To do
Wherever a line in the data holds the word "Freinet", pull that line out.

---------- Records for processing

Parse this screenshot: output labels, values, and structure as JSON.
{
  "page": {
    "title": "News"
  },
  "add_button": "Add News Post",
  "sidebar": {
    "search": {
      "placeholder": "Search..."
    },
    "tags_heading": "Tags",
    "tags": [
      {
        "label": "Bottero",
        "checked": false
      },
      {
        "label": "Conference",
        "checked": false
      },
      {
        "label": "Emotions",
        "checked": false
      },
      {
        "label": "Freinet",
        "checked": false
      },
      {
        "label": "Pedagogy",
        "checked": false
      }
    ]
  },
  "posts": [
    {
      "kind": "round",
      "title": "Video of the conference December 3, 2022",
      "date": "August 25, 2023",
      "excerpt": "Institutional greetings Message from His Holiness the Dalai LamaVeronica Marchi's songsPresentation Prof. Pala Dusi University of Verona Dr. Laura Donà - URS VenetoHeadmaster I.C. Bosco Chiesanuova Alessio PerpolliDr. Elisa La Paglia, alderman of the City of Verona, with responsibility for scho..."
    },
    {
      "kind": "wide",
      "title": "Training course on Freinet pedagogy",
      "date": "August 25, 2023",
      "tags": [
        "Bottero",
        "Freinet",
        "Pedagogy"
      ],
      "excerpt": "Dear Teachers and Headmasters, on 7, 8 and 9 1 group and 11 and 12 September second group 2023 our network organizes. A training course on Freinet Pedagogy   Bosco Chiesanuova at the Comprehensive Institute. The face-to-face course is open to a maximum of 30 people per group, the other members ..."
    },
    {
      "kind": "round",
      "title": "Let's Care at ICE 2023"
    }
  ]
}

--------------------
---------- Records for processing

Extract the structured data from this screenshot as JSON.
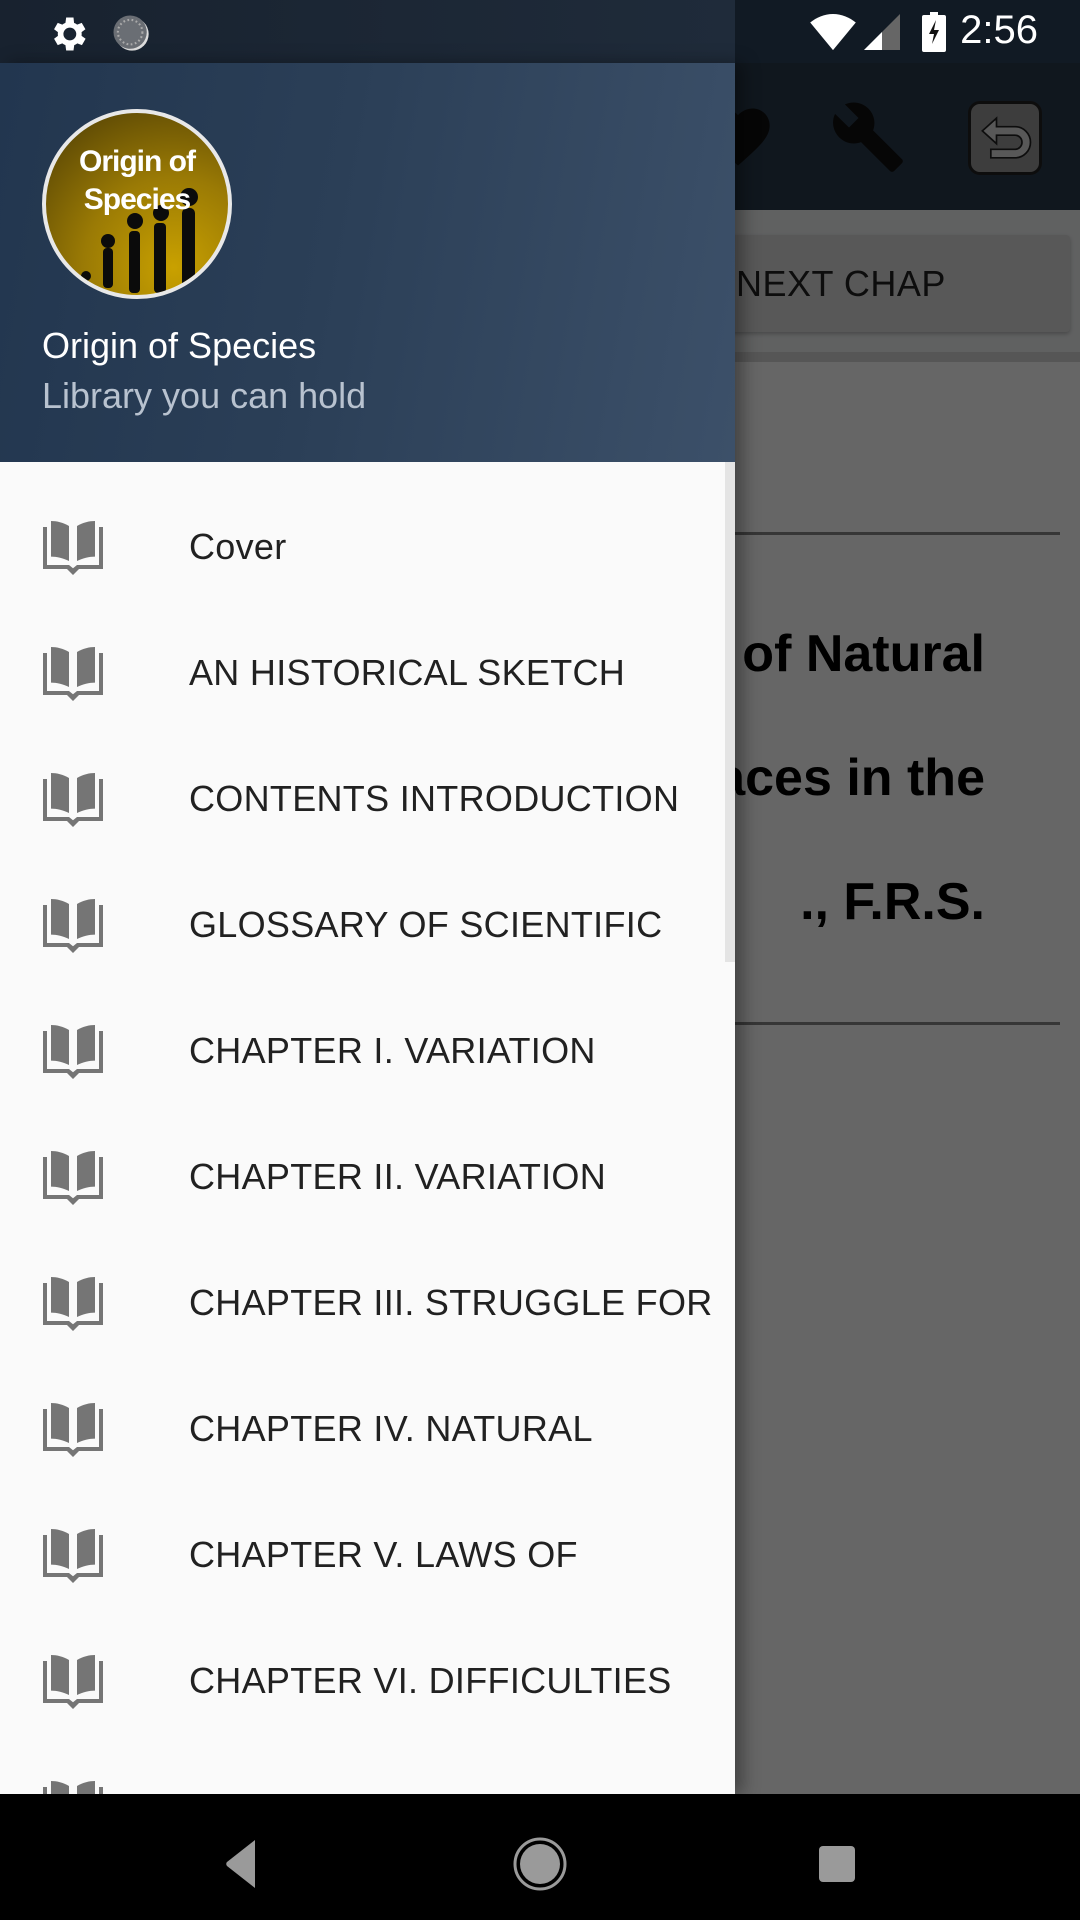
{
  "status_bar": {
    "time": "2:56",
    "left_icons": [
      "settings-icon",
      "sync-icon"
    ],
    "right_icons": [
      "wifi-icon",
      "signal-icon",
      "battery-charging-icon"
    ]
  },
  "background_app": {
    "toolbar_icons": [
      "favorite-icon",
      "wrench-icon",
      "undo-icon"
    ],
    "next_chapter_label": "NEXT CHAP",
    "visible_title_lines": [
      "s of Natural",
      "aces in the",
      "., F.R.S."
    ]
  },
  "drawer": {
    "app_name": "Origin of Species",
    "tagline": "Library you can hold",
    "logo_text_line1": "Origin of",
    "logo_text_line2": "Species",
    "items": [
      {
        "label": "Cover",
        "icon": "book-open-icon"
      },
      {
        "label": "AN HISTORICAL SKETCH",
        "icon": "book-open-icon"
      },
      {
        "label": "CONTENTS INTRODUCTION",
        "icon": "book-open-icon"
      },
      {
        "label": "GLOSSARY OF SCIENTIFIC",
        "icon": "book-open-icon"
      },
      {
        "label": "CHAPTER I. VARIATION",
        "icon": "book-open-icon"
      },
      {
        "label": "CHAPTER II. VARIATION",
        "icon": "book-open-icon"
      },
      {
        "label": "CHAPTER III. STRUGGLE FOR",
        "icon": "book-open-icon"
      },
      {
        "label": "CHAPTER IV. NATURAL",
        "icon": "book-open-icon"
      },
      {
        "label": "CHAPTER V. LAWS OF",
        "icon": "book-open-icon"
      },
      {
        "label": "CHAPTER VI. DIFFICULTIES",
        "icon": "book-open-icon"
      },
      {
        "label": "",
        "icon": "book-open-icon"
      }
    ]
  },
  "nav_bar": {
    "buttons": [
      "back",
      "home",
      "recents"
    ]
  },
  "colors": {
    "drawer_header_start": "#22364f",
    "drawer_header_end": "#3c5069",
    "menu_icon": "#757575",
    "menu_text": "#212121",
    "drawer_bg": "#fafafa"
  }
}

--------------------

Response to the task
        "label": "Freinet",
      "title": "Training course on Freinet pedagogy",
        "Freinet",
      "excerpt": "Dear Teachers and Headmasters, on 7, 8 and 9 1 group and 11 and 12 September second group 2023 our network organizes. A training course on Freinet Pedagogy   Bosco Chiesanuova at the Comprehensive Institute. The face-to-face course is open to a maximum of 30 people per group, the other members ..."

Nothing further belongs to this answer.